Time-Machine Icon

Time Machine is the built-in backup that works with your Mac and an external drive (sold separately) or Time Capsule. Connect the drive, assign it to Time Machine, and start enjoying some peace of mind. Time Machine automatically backs up your entire Mac, including system files, applications, accounts, preferences, music, photos, movies, and documents. But what makes Time Machine different from other backup applications is that it not only keeps a spare copy of every file, it remembers how your system looked on any given day—so you can revisit your Mac as it appeared in the past.

From my recent experience, their description is completely accurate. Furthermore, I’d like to emphasize that part about “peace of mind”. Once my computer was returned, I started it up and was prompted to connect the Time Machine backup. That’s all it took and about 3 hours later, my computer was restored exactly as I had last used it. Well, not exactly as I had not backed up in two weeks but all my recent images were still on their cards and the few excel files I had modified were easily restored. Photoshop, Lightroom, iTunes, MS Office, EndNote, everything I use was restored. I did not have to find the CD’s and manually reinstall all that software. My most important files (doctoral manuscripts, saved articles, photos, etc.) were all right there. Everything was configured and operating exactly as the day I had last used it. I can’t tell you how impressed and relieved I was, but I’m trying to tell you in this blog.

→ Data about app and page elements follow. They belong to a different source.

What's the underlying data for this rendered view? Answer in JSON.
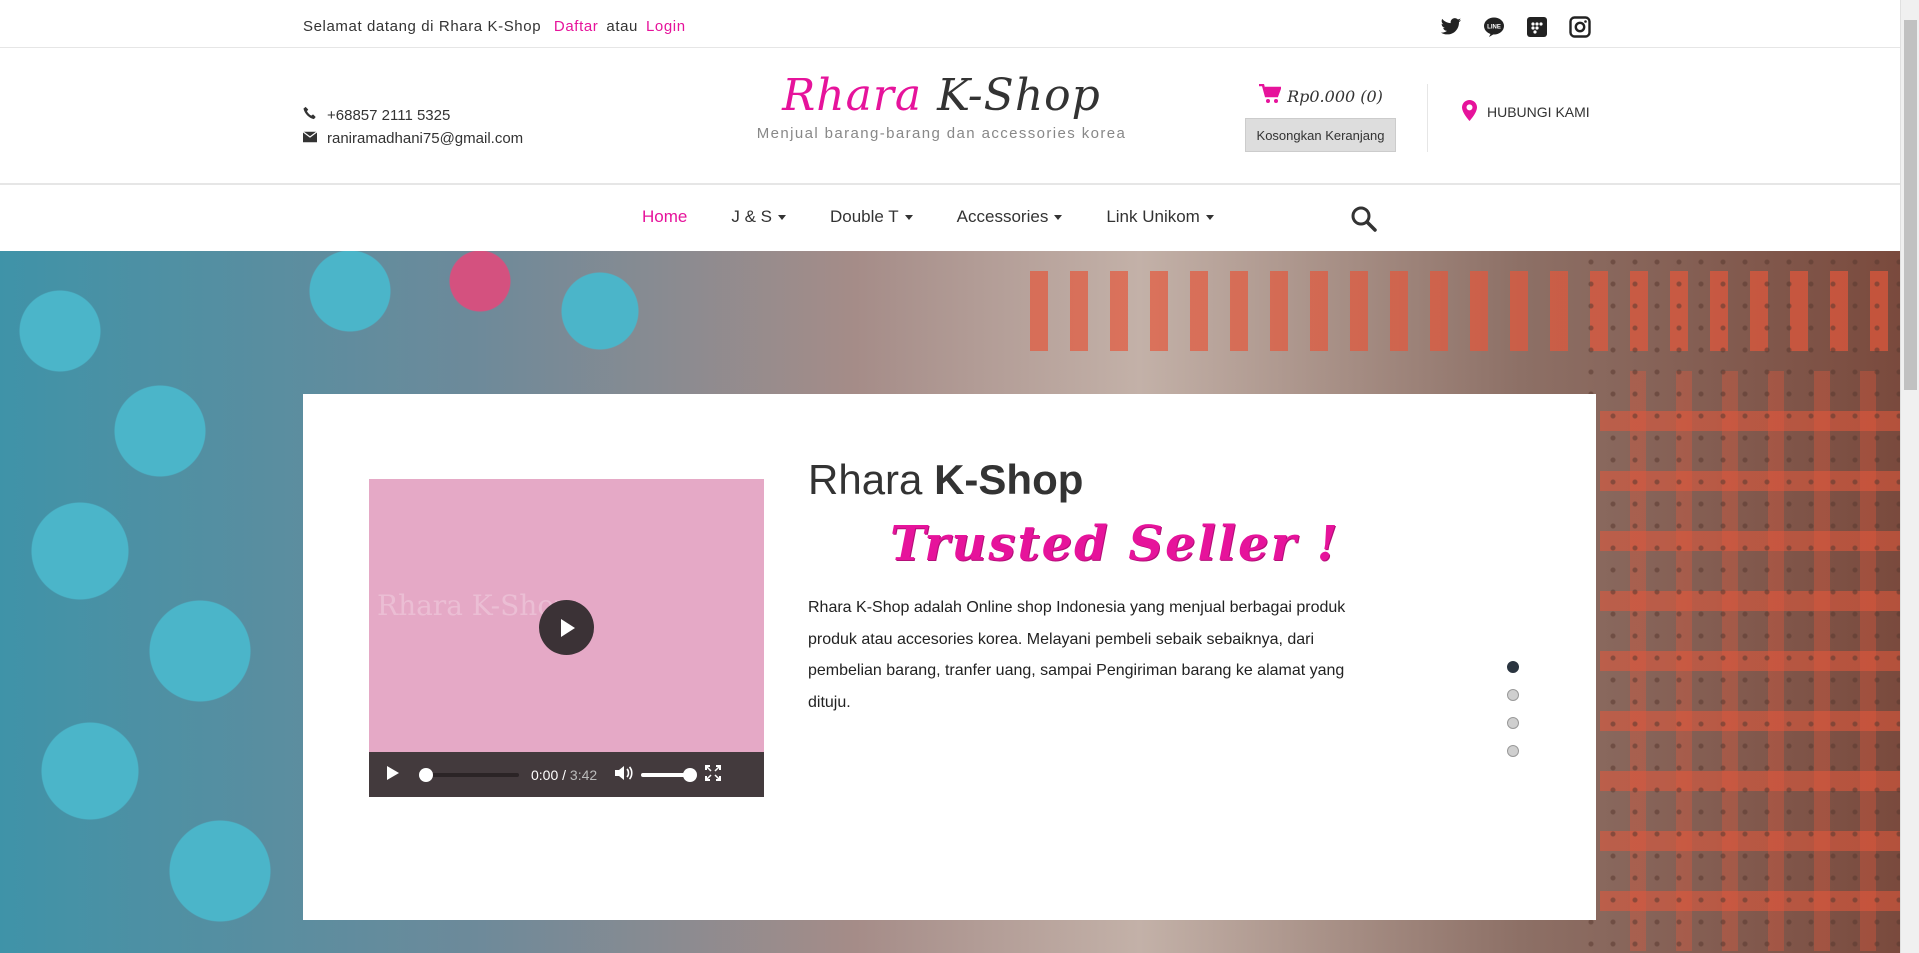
{
  "topbar": {
    "welcome": "Selamat datang di Rhara K-Shop",
    "register": "Daftar",
    "or": "atau",
    "login": "Login",
    "social": [
      "twitter-icon",
      "line-icon",
      "bbm-icon",
      "instagram-icon"
    ]
  },
  "header": {
    "phone": "+68857 2111 5325",
    "email": "raniramadhani75@gmail.com",
    "logo_pink": "Rhara",
    "logo_dark": "K-Shop",
    "tagline": "Menjual barang-barang dan accessories korea",
    "cart_total": "Rp0.000 (0)",
    "empty_cart": "Kosongkan Keranjang",
    "contact_us": "HUBUNGI KAMI"
  },
  "nav": {
    "items": [
      {
        "label": "Home",
        "active": true
      },
      {
        "label": "J & S"
      },
      {
        "label": "Double T"
      },
      {
        "label": "Accessories"
      },
      {
        "label": "Link Unikom"
      }
    ]
  },
  "hero": {
    "title_light": "Rhara",
    "title_bold": "K-Shop",
    "trusted": "Trusted Seller !",
    "description": "Rhara K-Shop adalah Online shop Indonesia yang menjual berbagai produk produk atau accesories korea. Melayani pembeli sebaik sebaiknya, dari pembelian barang, tranfer uang, sampai Pengiriman barang ke alamat yang dituju.",
    "video_watermark": "Rhara K-Shop",
    "video_time": "0:00",
    "video_duration": "3:42",
    "slide_count": 4,
    "active_slide": 1
  },
  "colors": {
    "accent": "#e6139b",
    "dark": "#333333",
    "video_bg": "#e5a9c6"
  }
}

Seagate External Hard Drive, 1TB, Stock Photo.

As for the Seagate external hard drive. I’ve trusted Seagate for the past 10 years. I’ve also used Western Digital with confidence over the past 5 years. Drives from each of these makers have proven reliable. My photos are all stored on a Western Digital external hard drive and another Western Digital drive serves as a backup to that one. The Seagate remains dedicated to Time Machine.  I cannot emphasize enough that if you are operating a computer and do not have a backup, go out and buy an external drive right now and make sure you protect yourself. Computers are technological tools with working components that eventually will wear out so as I say in the title of this blog, it’s not a matter of if, but when. Don’t get caught by surprise.

Until next time, keep shooting and remember to backup those files. I’ll heed my own words and try to do both more frequently 🙂 — Kevin